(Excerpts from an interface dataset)
--------------------------------------------------
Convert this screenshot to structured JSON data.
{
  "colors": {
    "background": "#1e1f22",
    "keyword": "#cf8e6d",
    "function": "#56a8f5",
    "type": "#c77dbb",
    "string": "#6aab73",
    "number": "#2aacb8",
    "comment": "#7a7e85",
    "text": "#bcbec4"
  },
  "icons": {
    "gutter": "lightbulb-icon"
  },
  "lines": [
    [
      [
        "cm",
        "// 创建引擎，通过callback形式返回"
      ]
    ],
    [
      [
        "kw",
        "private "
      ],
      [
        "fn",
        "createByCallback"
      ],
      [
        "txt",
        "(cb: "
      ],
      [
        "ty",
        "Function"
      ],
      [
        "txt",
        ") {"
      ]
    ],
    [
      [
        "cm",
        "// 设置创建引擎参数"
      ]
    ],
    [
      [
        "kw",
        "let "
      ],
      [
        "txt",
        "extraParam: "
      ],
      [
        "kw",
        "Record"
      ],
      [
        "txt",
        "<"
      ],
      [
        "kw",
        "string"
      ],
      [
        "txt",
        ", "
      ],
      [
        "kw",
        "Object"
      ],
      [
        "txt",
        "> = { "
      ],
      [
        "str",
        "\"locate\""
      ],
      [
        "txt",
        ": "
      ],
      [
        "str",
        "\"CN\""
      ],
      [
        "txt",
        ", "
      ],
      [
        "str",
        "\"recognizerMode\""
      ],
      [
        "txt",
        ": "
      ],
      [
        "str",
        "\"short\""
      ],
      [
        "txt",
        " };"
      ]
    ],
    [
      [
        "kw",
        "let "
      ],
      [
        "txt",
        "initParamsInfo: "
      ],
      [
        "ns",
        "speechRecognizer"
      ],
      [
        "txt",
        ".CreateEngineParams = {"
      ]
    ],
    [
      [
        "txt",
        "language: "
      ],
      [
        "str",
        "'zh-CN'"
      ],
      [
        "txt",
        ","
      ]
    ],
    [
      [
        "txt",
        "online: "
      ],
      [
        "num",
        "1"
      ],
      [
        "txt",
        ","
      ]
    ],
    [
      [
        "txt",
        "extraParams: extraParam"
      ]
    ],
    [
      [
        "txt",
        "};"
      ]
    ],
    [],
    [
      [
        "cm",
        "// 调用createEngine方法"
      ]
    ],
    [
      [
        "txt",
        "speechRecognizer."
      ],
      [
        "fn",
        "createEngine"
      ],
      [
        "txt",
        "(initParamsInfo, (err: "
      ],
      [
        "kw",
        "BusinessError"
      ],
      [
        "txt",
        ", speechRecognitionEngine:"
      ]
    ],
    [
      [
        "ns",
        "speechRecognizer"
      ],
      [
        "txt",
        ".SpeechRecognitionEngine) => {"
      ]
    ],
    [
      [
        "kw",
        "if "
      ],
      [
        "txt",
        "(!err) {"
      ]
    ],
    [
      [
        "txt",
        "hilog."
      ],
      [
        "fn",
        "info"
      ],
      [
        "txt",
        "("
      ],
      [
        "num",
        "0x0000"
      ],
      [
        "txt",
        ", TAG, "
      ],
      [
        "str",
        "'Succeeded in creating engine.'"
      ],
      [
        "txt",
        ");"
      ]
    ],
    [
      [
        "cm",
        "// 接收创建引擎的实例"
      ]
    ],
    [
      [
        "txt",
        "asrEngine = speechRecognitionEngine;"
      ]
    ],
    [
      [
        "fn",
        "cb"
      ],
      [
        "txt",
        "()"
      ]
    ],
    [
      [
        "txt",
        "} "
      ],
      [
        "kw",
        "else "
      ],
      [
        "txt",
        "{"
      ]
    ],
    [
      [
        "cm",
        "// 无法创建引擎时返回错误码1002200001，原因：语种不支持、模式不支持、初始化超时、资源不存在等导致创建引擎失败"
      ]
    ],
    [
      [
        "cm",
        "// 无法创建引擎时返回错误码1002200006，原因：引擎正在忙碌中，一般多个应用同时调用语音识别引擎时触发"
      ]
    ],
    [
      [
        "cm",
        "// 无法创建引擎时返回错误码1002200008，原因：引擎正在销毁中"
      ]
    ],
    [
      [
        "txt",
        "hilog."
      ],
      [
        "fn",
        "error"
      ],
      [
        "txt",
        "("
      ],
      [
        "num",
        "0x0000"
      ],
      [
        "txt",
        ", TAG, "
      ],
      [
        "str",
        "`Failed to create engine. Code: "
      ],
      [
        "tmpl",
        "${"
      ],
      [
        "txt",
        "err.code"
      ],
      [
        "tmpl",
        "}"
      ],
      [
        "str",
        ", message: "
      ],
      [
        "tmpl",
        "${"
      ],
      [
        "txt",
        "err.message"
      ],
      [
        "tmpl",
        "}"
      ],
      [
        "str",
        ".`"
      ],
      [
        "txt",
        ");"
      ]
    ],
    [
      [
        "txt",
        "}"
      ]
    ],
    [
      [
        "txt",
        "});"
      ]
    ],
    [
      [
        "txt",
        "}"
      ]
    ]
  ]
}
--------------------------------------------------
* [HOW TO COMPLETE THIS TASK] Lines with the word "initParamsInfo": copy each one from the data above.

* [ANSWER SECTION]
        "initParamsInfo: "
        "(initParamsInfo, (err: "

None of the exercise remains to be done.